A Look at my Students' Writing Notebook

Check out these tips and ideas for putting together student writing notebooks and keeping them organized.

I am often asked about the notebook that my students used for writing workshop. After all, having the right materials helps our students to be organized and more successful. 

So here is a look at my notebook and answers to the questions that I am asked most often...

Type of Notebook

I tried everything: spiral notebooks, binders, folders and composition books! They all have their positives and their negatives. Always use what works best for YOU!

I personally like the composition books the best. They are more durable than folders and spiral notebooks, but they are cheaper and take up less space than binders. 

The first time that I used composition books, it was a bit of a mess. Students had multiple stories written right after one another and no room for revisions. After that year, I decided to add dividers to the notebooks to fix that issue.

Dividers & Cover

I don't think it really matters what type of paper you print the cover on. I typically have students use glue sticks to adhere the cover to their notebook. If you feel your students might need it, you could attach the cover with some rubber cement. 

The dividers are included in all of my writing units. I print them on cardstock so that they are more durable. On one of the first days of a writing unit (it's written into my unit lesson plans), students cut out the dividers, put them in their notebooks and color them. They love personalizing their notebooks! It gets them excited for our new unit.

I often gets asked how many pages I put in each section. I don't count! We glue the resource divider on the first page. We estimate about 1/3 of the way into the notebook and add the masterpiece divider. Then we estimate about 2/3 of the notebook and put the last divider. It's not perfect, but it works!

How many notebooks?

I personally love to have a new notebook for each quarter. We did a different writing genre unit each quarter and new notebooks kept students organized. It also helped students to differentiate between the different types of writing that we covered. Therefore, I loved to have a total of four composition notebooks for each student.

When we completed a unit, I would store the notebooks in book boxes on a shelf.
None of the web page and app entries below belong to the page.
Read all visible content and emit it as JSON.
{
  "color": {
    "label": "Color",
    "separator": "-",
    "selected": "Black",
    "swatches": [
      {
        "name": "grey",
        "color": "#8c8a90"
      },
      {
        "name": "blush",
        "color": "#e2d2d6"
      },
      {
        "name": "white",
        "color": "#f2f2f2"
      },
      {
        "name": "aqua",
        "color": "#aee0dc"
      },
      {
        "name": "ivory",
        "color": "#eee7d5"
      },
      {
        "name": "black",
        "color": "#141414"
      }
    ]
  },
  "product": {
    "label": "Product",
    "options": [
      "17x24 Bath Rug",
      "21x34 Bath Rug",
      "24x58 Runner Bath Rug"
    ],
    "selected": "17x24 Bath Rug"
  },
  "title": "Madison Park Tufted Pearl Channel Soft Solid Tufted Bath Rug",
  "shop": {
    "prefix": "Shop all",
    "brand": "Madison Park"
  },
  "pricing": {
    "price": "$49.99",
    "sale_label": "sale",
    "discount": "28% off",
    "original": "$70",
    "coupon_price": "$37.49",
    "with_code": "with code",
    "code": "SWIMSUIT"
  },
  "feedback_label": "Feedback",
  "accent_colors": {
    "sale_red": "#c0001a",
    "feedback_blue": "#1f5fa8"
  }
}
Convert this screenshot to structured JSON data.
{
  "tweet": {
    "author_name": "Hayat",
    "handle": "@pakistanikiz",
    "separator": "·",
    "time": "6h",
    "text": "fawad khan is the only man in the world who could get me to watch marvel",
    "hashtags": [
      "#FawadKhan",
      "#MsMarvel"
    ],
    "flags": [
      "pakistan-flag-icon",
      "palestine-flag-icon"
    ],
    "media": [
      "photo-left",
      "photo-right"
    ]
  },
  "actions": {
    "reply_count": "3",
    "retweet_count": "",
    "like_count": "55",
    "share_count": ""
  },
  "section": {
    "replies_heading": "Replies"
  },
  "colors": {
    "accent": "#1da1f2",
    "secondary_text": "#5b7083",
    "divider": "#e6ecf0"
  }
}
Students were able to access these and write more stories as a fast finisher activity the rest of the year. Great review!

This is not always possible! If you only have one notebook for each student, go with it! 

Making Room for Revisions

If you have watched my writing videos or used my writing units, you know that students will be writing a masterpiece and then spending a lot of time revising that story as you teach different strategies. There are a few things that I do to help ensure my students have space for these revisions:
  • Write on just one side of the paper. If students have a large addition to make to their masterpiece story during revisions, they will be able to use the backside of the paper.
  • Skip lines. This is so helpful! It makes it easy to make a carrot symbol and add in a better word or even an extra sentence during revisions.
  • Draw a vertical line down the paper about 2/3 of the way across. Don't write in that last third of the paper during drafting. Now students can easily use that column for adding extra details when they revise.

Don't forget that revising and editing are going to be a bit messy no matter what. If you were to look at the manuscript from a professional author, you would see markings all over the paper. As long as students know what their markings mean, it's ok! 

I hope that this gives you a better idea of how I used the notebook during writing workshop!

Check out these tips and ideas for putting together student writing notebooks and keeping them organized.

Writing Resources & Freebies

Do you want to know more about how I taught writing? I made a series of free videos that include tips for mini lessons, independent writing, conferences, grading and so much more. Click HERE to check out the videos.

Would you like some free lesson plans and anchor charts for the first week of writing workshop? How about lots of tips for improving your writing instructions? Click HERE to read more about my free email course and get yourself signed up.

Would you like daily lesson plans, ready to use anchor charts, mentor texts and everything else you need to teach writing this year? Click HERE to check out my writing units.

Writing workshop curriculum with lesson plans, anchor charts, mentor text and more!

Have a Not So Wimpy day,